PURPOSE: Evaluate the effect of a policy-based, multicomponent workplace diet intervention on young adult employees' diet and health.
DESIGN: A 6-month, single-armed pilot study with before and after assessments.
SETTING: Insurance company in Belfast, Northern Ireland.
PARTICIPANTS: Employees who worked at the company throughout the intervention period were included. Employees were excluded if pregnant, breast-feeding, or following a strict diet.
INTERVENTION: Multicomponent diet intervention: ban of unhealthy foods brought into the premises, free fruit, education, individual advice, and further support.
MEASURES: Mixed-methods approach: Diet-, health-, and work-related measures were assessed quantitatively. The campaign was evaluated quantitatively (via questionnaire) and qualitatively (via semistructured interviews).
ANALYSIS: Changes in measures were analyzed using paired samples t tests. Interviews were analyzed using thematic analysis.
RESULTS: Sixty (75.9%) staff completed all assessments. Males reduced their sugar intake on working days (-8.7% of total energy standard deviation [SD]: 20.1; P value <.01). Systolic blood pressure reduced in males and females (-3.3 SD: 9.9; P value <.05 and -8.0 SD: 7.7; P value <.001, respectively); 85.2% of staff strongly agreed/agreed that they appreciated the healthy eating ethos.

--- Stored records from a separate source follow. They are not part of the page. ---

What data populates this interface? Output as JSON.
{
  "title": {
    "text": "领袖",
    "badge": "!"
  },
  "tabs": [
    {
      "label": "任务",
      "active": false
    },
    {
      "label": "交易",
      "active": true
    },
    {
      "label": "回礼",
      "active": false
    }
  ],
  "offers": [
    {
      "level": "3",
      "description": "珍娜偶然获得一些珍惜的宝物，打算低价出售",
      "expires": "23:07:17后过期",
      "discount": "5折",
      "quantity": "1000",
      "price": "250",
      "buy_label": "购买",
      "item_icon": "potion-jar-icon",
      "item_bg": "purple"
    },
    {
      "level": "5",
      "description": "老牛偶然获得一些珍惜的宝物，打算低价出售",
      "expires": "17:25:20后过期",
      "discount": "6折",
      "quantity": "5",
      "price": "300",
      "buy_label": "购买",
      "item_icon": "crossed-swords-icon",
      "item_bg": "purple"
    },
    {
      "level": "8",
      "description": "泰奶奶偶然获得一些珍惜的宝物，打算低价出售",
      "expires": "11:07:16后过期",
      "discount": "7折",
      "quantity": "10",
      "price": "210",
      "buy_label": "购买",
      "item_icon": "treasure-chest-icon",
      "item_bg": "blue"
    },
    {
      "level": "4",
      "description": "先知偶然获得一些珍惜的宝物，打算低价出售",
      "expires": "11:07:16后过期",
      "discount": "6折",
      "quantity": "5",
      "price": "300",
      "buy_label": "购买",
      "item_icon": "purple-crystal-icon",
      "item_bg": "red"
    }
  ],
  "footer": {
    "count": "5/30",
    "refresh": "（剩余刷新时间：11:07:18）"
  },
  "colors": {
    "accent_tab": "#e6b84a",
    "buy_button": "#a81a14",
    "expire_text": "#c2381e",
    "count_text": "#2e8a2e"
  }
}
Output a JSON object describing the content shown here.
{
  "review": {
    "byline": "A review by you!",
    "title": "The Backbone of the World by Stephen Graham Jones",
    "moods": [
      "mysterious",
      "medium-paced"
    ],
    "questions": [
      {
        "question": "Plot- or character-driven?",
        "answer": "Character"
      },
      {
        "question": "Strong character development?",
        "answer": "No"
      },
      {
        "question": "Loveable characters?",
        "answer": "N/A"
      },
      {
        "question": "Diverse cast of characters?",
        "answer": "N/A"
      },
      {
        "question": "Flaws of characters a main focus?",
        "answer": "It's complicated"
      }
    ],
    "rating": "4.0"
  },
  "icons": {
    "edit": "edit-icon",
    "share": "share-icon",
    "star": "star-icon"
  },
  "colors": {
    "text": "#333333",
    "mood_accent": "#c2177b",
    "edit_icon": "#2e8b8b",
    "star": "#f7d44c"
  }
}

This was supported by the qualitative analysis which furthermore suggested that the education, team support, individual advice, and free fruit were beneficial.
CONCLUSION: Influencing workplace policies and offering additional dietary support could lead to meaningful changes in employees' diet and health and may change workplace culture.